[[ SOURCE DATA open ]]

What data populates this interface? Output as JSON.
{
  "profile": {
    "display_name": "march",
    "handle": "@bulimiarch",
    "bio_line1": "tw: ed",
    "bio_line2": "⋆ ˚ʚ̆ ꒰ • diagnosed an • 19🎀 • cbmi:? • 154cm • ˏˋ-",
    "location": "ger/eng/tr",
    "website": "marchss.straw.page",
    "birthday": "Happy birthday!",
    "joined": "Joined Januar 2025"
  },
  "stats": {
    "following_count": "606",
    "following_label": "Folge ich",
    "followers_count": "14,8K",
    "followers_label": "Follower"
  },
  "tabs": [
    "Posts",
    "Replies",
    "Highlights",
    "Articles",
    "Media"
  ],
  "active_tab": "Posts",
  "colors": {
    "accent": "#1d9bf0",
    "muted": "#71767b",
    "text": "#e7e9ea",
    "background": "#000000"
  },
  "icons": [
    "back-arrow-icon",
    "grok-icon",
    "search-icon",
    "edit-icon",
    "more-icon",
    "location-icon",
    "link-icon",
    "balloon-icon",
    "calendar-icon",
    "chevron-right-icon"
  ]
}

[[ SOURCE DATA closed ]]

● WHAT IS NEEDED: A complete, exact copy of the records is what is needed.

● RESPONSE TO THIS EXERCISE:
What data populates this interface? Output as JSON.
{
  "profile": {
    "display_name": "march",
    "handle": "@bulimiarch",
    "bio_line1": "tw: ed",
    "bio_line2": "⋆ ˚ʚ̆ ꒰ • diagnosed an • 19🎀 • cbmi:? • 154cm • ˏˋ-",
    "location": "ger/eng/tr",
    "website": "marchss.straw.page",
    "birthday": "Happy birthday!",
    "joined": "Joined Januar 2025"
  },
  "stats": {
    "following_count": "606",
    "following_label": "Folge ich",
    "followers_count": "14,8K",
    "followers_label": "Follower"
  },
  "tabs": [
    "Posts",
    "Replies",
    "Highlights",
    "Articles",
    "Media"
  ],
  "active_tab": "Posts",
  "colors": {
    "accent": "#1d9bf0",
    "muted": "#71767b",
    "text": "#e7e9ea",
    "background": "#000000"
  },
  "icons": [
    "back-arrow-icon",
    "grok-icon",
    "search-icon",
    "edit-icon",
    "more-icon",
    "location-icon",
    "link-icon",
    "balloon-icon",
    "calendar-icon",
    "chevron-right-icon"
  ]
}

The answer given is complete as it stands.